“Such notice is sufficient, if served at any time before final payment or distribution has been made in accordance with the statement under oath, as required by section 1311.04 of the Revised Code.

*62“The owner, part owner, or lessee who makes payment or distribution according to respective rights in the manner and form provided in this section and section 1311.04 of the Revised Code, is not liable to the subcontractors, materialmen, or laborers for any greater amount than he contracted to pay the original contractor and he may set off any damages which he sustains by reason of any failure or omission in the performance of such contract, but the risk of all payments made to the original contractor after the owner, part owner, lessee, or his authorized agent has received the notice mentioned in this section, or before the contractor has furnished him with the statement under oath as provided in section 1311.04 of the Revised Code, is upon the owner, part owner, or lessee, until the expiration of sixty days within which claims for liens may be filed, as provided in section 1311.06 of the Revised Code, and no payment made to any contractor before the expiration of said sixty days, shall defeat any lien of any subcontractor, materialman, or laborer, unless such payment has been distributed among the subcontractors, materialmen, or laborers, or if distributed in part only, then to the extent of such distribution.
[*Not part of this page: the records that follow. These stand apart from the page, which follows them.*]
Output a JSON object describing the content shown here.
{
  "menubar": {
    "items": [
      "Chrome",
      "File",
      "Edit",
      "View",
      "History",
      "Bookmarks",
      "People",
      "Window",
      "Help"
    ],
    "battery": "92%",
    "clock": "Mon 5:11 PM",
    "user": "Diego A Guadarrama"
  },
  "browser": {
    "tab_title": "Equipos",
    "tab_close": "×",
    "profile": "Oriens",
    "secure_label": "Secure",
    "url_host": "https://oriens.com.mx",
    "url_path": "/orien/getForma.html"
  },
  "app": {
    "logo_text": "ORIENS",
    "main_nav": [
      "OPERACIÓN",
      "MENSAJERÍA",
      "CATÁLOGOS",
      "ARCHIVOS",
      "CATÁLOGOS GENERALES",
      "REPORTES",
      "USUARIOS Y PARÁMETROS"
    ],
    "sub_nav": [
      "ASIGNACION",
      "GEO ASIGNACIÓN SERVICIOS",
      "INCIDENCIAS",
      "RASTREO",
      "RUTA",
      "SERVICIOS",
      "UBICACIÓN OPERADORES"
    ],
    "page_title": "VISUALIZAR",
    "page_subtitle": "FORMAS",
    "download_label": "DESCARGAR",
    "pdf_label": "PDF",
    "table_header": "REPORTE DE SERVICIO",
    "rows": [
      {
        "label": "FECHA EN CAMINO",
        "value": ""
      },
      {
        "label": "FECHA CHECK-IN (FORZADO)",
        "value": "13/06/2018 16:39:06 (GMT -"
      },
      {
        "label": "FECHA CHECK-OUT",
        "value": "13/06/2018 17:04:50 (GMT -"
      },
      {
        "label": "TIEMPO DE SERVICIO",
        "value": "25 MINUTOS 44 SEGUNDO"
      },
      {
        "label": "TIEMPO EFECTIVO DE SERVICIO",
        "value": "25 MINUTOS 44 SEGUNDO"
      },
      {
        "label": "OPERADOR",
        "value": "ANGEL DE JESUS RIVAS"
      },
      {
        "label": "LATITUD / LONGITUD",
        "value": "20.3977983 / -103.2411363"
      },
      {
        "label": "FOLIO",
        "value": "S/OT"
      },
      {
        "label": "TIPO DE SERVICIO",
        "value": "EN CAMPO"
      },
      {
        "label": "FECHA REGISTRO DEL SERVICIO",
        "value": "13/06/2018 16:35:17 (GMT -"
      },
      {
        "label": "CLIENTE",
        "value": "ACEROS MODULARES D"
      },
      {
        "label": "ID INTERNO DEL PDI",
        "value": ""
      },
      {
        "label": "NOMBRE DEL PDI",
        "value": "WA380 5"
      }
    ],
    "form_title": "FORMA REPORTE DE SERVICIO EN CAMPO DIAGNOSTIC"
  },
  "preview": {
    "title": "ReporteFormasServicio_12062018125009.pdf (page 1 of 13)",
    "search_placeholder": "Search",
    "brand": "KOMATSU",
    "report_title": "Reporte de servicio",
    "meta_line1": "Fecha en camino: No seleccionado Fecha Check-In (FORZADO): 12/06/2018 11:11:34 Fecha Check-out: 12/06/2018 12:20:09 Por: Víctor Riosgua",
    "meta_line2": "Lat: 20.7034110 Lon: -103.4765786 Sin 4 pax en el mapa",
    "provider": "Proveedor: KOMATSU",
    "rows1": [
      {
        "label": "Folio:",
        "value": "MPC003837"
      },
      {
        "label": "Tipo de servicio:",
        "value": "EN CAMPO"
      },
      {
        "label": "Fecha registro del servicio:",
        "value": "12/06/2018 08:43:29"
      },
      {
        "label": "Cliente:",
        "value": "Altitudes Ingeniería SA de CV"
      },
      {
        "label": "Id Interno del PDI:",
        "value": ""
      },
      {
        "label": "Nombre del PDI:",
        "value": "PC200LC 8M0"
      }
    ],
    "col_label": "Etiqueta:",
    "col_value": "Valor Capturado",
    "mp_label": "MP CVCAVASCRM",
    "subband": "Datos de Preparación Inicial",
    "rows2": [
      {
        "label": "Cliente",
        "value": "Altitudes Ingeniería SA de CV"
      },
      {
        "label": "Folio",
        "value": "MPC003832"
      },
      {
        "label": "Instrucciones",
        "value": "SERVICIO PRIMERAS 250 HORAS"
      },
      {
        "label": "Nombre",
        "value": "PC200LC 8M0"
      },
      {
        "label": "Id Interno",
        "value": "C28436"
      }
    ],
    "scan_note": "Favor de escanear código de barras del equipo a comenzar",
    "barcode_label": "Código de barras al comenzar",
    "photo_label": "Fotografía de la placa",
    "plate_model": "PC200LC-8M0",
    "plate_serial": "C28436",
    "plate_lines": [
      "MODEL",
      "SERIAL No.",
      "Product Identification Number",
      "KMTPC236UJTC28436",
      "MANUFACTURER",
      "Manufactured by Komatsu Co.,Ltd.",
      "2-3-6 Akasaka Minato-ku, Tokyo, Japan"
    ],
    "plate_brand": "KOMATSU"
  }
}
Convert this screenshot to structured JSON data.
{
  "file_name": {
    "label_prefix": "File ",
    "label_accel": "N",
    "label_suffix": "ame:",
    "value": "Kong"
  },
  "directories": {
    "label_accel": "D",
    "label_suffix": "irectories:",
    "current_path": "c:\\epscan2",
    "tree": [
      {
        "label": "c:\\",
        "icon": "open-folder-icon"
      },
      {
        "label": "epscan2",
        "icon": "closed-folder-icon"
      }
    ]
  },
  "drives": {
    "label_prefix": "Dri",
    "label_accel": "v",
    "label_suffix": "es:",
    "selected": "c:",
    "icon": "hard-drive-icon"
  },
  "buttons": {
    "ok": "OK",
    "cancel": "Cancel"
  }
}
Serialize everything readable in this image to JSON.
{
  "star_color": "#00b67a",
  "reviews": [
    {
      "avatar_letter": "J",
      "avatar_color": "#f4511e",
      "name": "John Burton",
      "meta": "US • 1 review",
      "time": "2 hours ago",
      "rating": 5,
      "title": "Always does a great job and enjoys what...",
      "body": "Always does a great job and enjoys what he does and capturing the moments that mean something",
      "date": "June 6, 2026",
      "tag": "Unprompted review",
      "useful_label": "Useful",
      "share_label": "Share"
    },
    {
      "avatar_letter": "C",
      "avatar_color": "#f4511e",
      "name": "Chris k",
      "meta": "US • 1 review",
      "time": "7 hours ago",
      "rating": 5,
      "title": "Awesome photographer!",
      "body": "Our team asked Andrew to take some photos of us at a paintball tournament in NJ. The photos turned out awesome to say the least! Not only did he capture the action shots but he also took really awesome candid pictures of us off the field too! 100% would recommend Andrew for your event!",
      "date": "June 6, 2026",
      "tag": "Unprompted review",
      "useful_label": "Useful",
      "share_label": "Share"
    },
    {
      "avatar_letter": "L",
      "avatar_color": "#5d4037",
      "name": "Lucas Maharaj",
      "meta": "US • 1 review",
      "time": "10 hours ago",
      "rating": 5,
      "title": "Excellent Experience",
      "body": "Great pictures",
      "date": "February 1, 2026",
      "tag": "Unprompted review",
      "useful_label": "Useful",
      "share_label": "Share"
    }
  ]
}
Where the original contractor has furnished the statements and certificates as provided in this section and section 1311.04 of the Revised Code, the owner, part owner, or lessee, may pay to such contractor out of the sum due and payable to him under his contract at the time said statements and certificates are furnished, any amount in excess of the claims and demands due from said original contractor to subcontractors, materialmen, and laborers, as shown on said statements and certificates, or as shown by notices served on such owner, part owner, or lessee, by subcontractors, materialmen, and laborers as provided in this section.

“In making said payments the owner, part owner, or lessee may assume the names and amounts set forth in said statements and certificates to be true and correct and such owner is not liable for errors or omissions of said names and amounts in such statements and certificates, unless a notice has been served as provided in this section.”